Legal intent means that the contracting party must have had the intention to form a legally binding contract. Without this intention to create legal relations, the contract will not be binding and the parties cannot enforce it.
The test as to whether or not there is legal intent is whether a reasonable person would regard the agreement as intended to be legally binding. The circumstances surrounding any negotiations and any alleged contract will be taken into account.
In many cases, there may be an informal agreement, but to be legally binding there must be legal intent on the part of both parties.
Is there legal intent in family and social arrangements?
In family and social arrangements, the domestic arrangements are such that it is presumed legal intent does not exist in the context of those agreements. For instance, in Balfour v Balfour (1919), the husband was working away and sent maintenance payments to his wife. When the relationship broke down, she could not enforce the agreement because the agreement arose out of their domestic situation as husband and wife. There was no intention to create legal relations.
The exception to the general position is where it is clear that a legally binding agreement is intended. In these cases, the presumption can be rebutted. For instance, in Merritt v Merritt (1970), the husband and wife were separated when they made an agreement under which he promised to pay for certain expenses, but failed to do so. He claimed that the agreement was made within his family and he did not have the required legal intent for the agreement to be legally binding. However, the court found the agreement to be enforceable because the agreement was made when they were not in living in ‘amity’.
Is there legal intent in commercial agreements?
Commercial agreements are invariably enforceable as legally binding contracts because there will an intention to create legal relations, with the exchange of money for goods or services. When forming a commercial contract, there must be an offer, acceptance of that offer, consideration (ie. payment) and legal intent to form a contract.
In commercial contracts, there is a rebuttable presumption that there is legal intent. It is for the party claiming there is no legally binding contract to prove this. Where there is a dispute, the court will look at the objective conduct of the parties together with the relevant circumstances. They can also look at the behaviour of the parties after it is alleged that a legally binding contract was created to decide whether or not it is legally binding.

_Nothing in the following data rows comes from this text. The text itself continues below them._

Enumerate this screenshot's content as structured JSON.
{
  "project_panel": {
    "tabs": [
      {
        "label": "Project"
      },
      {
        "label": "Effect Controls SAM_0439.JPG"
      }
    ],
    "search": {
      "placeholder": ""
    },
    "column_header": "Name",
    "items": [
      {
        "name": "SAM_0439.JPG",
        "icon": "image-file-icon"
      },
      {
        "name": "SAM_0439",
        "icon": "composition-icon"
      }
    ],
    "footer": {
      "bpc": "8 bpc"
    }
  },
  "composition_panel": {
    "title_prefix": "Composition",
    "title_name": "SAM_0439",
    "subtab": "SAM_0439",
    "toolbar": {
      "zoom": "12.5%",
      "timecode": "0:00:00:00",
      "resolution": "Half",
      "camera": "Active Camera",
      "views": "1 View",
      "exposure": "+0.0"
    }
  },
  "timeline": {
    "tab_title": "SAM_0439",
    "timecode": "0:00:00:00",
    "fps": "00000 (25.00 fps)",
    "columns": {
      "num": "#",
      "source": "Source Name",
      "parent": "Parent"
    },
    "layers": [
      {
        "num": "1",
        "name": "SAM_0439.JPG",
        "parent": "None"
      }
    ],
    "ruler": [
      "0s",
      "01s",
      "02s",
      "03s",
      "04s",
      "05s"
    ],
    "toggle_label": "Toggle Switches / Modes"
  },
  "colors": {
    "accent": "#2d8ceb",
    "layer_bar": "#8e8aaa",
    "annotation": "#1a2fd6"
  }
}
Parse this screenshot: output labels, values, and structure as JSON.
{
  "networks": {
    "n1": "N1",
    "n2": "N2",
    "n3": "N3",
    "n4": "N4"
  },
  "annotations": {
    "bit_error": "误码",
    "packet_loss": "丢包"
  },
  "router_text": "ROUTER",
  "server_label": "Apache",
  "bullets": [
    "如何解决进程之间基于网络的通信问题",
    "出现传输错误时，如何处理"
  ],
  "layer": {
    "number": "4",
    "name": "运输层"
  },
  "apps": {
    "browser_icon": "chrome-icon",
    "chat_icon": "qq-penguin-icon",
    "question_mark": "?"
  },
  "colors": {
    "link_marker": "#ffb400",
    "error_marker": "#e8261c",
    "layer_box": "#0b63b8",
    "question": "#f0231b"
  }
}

Some contracts are unenforceable at law. For instance, section 29 of the Post Office Act 1969 says that accepting letters and parcels to send in return for money does not create a contract between the post office and the senders. Section 179 of the Trade Union and Labour Relations Act 1992 outlines that conditions which are agreed between employers and trade unions are not legal and not enforceable, but the conditions only become legally binding and enforceable when conditions are in writing.